By Ken McMillan
WEST POINT – As a young, up-and-coming head basketball coach, Zach Spiker has been lured in the past with offers to leave his job at Army but nothing compares to his next assignment.
On Friday morning Spiker will be announced as the new coach at Drexel University, which plays in the Atlantic 10 Conference. He takes over for Bruiser Flint, who was let go after 15 seasons with the Dragons.
“It’s invigorating to be a part of Philadelphia basketball,’’ Spiker said late Thursday night. “Being there today, you could feel it.’’
Spiker leaves after seven seasons at West Point and an overall record of 102-112. During his tenure, Army put an end to a burdensome 27-year streak of losing seasons in 2012-13 and, this season, reached the national postseason for the first time since 1978. However, Spiker leaves with one big regret: not getting Army into the NCAA tournament for the first time.

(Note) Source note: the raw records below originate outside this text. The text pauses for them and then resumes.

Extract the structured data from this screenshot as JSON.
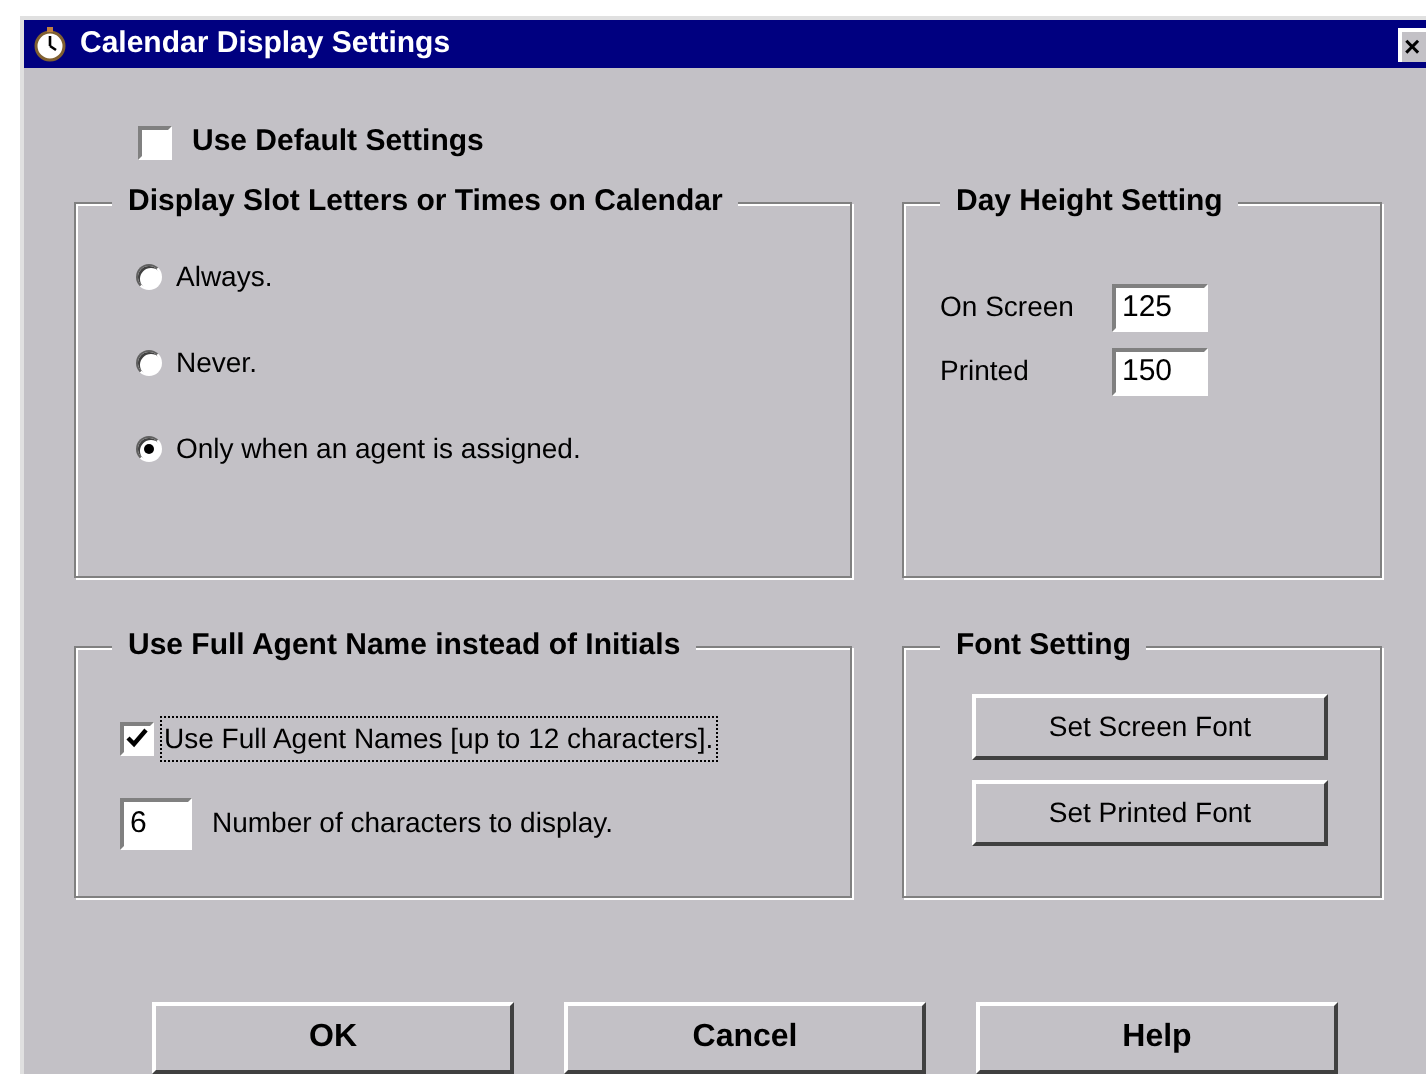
{
  "window": {
    "title": "Calendar Display Settings",
    "close": "×"
  },
  "use_default": {
    "label": "Use Default Settings",
    "checked": false
  },
  "slot_group": {
    "title": "Display Slot Letters or Times on Calendar",
    "options": [
      {
        "label": "Always.",
        "selected": false
      },
      {
        "label": "Never.",
        "selected": false
      },
      {
        "label": "Only when an agent is assigned.",
        "selected": true
      }
    ]
  },
  "day_height": {
    "title": "Day Height Setting",
    "fields": [
      {
        "label": "On Screen",
        "value": "125"
      },
      {
        "label": "Printed",
        "value": "150"
      }
    ]
  },
  "agent_group": {
    "title": "Use Full Agent Name instead of Initials",
    "full_names": {
      "label": "Use Full Agent Names [up to 12 characters].",
      "checked": true
    },
    "count": {
      "value": "6",
      "label": "Number of characters to display."
    }
  },
  "font_group": {
    "title": "Font Setting",
    "buttons": [
      "Set Screen Font",
      "Set Printed Font"
    ]
  },
  "buttons": [
    "OK",
    "Cancel",
    "Help"
  ]
}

There was raised hope when Patriot League top seed Bucknell was upset in the quarterfinal round, giving Army a rare semifinal home game but, like the Bison, the Black Knights also fell victim to Holy Cross in a rather forgettable outing. Army was granted a berth in the College Insider Tournament but lost at New Jersey Institute of Technology in an opening-round game, falling one victory short of 20 wins.
Army will be losing a heralded senior class that helped turn the program’s fortunes. Kyle Wilson, Tanner Plomb, Kevin Ferguson, Dylan Cox and Larry Toomey combined for 6,115 points over four seasons.
“I am excited for the future of West Point basketball,’’ Spiker said.
Spiker said the decision to leave West Point was not easy but this job was too good to refuse.
“I just haven’t had an opportunity like this,’’ Spiker said. “There have been other opportunities but not one as unique and special as one in the City of Philadelphia that has such a great tradition. … It’s an opportunity we’re very excited about and we’re jumping in with both feet very quickly.’’
Spiker said West Point will be hard to leave behind.
“That’s the one thing that I think people misanalyze, that just because you move on to another job, that it’s easy,’’ Spiker said while choking up. “West Point will always be a part of our lives, our kids’ lives. … It’s been a part of us. It’s the fabric of who our family is and that will never change.
“There’s parts that’s exciting (about leaving) and parts that’s really sad, because we’ve worked hard and built things the right way.’’